EastWest Institute's Kawa Hassan sets out why the Middle East will remain relevant in the coming years despite the rise of renewable forms of energy and shortcomings in world leadership. Listen now!
Kawa Hassan is vice-president of EastWest Institute’s Middle East and North Africa Program in Brussels where he leads diplomacy initiatives focused on trust-building, conflict prevention, and conflict resolution. Author and editor of numerous publications, Hassan is a frequent media commentator on Iraq, Syria, Kurdish politics and Middle East affairs. He has served on NATO missions and as a member of the Atlantic Council’s Task Force Report on the Future of Iraq. Prior to joining EastWest Institute, Hassan was a visiting scholar at the Carnegie Middle EastCenterin Beirut and a knowledge officer atHivosin the Hague. He holds a Master of Science in International Relations from the University of Amsterdam and studied English and German at Al-MustansiriyaUniversity in Baghdad.
Episode 7 - The Entrepreneur-Mentor
Serial entrepreneur Tony Bury sings the praises of mentoring and explains why entrepreneurs must choose their own projects, all while drawing links between both in our engaging podcast. Listen now!
Having established 18 start-ups, including 3sixty Capital, which provides capital investment advice for sustainable ventures, Tony Bury is a serial entrepreneur. He is the founder and funder of Mowgli Foundation, a UK-based award-winning mentoring organization that works with international and local governments, financial institutions, philanthropists, and corporations to provide mentoring programs that empower entrepreneurs, particularly in the Middle East and North Africa. Bury believes that the best way to empower entrepreneurs, address unemployment, and alleviate poverty is to start at the foundation of what it takes to be an entrepreneur. That involves holistic mentoring with a focus on both the personal and professional aspects of entrepreneurs’ development so as to create a better-prepared and more capable entrepreneur who can grow. Since 2008, Mowgli Foundation has delivered more than 85 mentoring programs and matched some 780 entrepreneurs with trained mentors, and facilitated their 12-month one-to-one mentoring relationships in 14 countries. Since 2010, Tony has been involved in education as both a governor and donor at Prior Park Schools in Bath, England.
Episode 6 - IQ? How about LQ?
AliBorhanimakes a case for family enterprises to develop their LQ, or learning quotient, to better cope with a kaleidoscope of variables in economies beset with disruption.Listen now!

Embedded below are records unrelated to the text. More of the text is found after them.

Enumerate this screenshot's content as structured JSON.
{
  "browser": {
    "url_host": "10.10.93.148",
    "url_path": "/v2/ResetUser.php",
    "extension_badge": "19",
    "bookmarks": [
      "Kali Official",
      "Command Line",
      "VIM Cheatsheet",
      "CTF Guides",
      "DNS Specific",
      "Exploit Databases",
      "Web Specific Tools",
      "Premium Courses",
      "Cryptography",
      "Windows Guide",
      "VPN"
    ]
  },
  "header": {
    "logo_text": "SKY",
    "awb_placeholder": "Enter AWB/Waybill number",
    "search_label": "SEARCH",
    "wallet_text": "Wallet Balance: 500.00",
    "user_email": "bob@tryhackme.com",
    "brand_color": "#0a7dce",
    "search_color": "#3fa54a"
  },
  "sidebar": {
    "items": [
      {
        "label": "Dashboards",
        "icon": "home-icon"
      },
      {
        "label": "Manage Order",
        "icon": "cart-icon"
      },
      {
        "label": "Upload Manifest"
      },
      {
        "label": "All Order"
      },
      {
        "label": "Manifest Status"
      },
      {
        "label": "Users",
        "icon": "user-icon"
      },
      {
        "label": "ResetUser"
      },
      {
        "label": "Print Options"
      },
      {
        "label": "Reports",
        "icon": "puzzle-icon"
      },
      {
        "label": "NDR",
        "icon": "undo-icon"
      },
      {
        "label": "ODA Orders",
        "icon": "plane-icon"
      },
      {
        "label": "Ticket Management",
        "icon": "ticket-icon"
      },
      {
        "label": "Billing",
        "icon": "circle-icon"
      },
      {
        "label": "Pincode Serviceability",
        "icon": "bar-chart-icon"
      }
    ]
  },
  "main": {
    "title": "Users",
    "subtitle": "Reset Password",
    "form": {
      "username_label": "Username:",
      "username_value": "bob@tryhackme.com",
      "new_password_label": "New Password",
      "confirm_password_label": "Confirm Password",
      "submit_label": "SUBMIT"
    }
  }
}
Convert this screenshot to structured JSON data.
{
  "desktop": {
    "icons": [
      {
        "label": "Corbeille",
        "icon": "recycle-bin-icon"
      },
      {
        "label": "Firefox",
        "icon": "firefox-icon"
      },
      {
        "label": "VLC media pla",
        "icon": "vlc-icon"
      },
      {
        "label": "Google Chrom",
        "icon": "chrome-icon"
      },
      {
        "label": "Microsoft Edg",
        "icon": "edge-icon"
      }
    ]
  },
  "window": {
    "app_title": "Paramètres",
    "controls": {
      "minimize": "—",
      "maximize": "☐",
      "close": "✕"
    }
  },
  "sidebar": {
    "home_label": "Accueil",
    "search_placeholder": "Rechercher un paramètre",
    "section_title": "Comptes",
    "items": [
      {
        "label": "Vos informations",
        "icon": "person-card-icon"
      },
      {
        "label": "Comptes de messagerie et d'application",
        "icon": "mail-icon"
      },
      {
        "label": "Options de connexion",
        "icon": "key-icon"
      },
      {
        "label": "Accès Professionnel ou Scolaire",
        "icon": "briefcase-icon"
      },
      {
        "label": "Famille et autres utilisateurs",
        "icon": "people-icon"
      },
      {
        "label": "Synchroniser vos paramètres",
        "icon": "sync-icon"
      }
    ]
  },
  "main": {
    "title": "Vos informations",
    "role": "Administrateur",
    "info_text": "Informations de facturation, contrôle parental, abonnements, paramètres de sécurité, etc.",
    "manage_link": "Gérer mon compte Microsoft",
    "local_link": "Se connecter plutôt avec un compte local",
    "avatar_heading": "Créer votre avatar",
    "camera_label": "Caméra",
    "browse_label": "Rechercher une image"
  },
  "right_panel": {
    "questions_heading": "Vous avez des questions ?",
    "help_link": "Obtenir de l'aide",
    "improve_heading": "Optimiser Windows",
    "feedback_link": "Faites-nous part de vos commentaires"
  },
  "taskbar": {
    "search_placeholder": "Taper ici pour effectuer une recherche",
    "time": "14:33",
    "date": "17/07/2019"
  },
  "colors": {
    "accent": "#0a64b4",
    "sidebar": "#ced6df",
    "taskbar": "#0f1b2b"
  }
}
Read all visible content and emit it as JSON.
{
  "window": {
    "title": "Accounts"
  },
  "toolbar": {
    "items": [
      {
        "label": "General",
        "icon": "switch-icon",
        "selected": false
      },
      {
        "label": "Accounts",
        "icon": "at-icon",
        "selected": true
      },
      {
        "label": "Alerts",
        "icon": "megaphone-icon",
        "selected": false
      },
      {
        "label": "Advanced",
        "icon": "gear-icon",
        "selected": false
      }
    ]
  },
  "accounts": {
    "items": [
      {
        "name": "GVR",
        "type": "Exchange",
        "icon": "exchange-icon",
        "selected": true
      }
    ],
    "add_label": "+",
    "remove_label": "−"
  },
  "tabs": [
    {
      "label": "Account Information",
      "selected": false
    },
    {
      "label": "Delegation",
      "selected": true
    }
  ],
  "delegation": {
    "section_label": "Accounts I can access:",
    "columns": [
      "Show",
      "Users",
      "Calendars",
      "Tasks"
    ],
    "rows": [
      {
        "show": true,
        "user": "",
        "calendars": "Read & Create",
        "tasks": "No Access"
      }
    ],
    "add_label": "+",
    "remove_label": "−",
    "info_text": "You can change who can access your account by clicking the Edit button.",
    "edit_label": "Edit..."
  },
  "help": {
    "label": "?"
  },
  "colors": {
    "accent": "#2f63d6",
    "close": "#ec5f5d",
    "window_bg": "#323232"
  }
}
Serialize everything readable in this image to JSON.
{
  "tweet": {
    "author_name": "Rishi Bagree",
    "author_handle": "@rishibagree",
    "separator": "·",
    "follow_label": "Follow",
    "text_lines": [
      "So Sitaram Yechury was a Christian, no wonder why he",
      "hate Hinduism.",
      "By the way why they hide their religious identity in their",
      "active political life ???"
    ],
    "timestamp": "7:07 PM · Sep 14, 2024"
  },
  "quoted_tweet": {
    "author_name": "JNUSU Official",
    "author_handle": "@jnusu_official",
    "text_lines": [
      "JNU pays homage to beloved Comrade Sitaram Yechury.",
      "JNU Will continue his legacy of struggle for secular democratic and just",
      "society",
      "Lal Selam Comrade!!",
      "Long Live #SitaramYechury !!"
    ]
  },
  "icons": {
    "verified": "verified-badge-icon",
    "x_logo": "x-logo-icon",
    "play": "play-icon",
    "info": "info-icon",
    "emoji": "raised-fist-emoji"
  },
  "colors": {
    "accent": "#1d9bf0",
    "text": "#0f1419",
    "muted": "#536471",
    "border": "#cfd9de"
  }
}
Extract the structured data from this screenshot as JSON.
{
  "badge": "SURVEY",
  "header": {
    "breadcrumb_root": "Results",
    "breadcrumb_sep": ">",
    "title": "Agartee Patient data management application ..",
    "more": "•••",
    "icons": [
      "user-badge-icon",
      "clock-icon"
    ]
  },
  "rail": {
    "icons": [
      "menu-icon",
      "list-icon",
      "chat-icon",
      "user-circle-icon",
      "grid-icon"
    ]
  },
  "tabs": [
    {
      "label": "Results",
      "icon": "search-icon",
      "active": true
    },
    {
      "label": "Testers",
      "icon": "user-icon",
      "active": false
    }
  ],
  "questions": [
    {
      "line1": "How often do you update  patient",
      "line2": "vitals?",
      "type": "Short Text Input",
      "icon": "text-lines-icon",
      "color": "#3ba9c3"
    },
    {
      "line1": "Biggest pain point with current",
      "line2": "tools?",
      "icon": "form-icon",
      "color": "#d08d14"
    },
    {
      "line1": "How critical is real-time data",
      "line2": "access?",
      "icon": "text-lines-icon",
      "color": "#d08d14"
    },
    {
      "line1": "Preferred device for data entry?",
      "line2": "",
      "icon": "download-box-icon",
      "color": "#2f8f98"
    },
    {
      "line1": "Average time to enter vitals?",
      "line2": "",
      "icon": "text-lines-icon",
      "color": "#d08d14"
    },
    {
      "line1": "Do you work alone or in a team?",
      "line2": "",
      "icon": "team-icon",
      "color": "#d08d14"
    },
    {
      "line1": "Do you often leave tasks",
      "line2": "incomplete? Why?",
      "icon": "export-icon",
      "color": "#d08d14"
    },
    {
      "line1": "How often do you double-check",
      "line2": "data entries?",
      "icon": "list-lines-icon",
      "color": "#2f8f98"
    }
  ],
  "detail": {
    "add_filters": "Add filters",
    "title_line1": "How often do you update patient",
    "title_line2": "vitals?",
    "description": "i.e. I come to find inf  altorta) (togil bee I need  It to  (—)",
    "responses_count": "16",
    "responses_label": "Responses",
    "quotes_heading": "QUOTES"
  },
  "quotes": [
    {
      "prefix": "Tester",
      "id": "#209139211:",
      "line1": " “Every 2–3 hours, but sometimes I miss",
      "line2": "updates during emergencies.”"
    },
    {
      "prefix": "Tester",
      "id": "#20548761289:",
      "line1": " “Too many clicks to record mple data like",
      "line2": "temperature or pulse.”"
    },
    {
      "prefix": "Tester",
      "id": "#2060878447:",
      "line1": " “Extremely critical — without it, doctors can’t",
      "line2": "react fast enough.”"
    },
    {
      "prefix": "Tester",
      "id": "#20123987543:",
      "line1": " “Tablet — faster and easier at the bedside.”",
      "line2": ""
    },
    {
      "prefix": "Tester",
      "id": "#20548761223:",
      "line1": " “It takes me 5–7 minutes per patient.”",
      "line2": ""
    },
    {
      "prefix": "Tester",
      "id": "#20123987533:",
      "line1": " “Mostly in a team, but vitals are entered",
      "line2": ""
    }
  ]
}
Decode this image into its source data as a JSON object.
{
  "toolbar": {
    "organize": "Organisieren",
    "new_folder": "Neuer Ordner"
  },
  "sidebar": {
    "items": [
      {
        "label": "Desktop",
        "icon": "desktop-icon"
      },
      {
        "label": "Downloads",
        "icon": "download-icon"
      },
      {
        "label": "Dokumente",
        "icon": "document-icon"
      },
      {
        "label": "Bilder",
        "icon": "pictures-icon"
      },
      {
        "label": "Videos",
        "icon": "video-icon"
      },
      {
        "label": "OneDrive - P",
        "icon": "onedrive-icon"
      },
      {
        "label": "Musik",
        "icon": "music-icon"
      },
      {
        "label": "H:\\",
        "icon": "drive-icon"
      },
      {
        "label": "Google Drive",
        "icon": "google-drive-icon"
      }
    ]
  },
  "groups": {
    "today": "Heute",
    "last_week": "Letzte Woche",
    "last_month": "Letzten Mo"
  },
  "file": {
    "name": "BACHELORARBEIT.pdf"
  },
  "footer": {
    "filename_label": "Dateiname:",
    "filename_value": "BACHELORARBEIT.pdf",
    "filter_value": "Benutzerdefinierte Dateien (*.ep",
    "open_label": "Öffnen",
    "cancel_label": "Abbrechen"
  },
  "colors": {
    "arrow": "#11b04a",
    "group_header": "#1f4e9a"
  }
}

As the pace of change accelerates in our world so does the pace of disruption. Are today’s family enterprises equipped to manage more unknowns? Climate change, Brexit, pandemics, supply chain disruption – the non-linear effects of global dynamics are as far-reaching as they are numerous, argues AliBorhani. As variables multiply, the act of prediction – metaphorically speaking – will no longer be through binoculars but through kaleidoscopes. How will tomorrow’s family enterprises adopt? How can next gens manage more change in more sectors more often?Borhanioffers listeners food for thought as to how families might deal with entirely new metrics.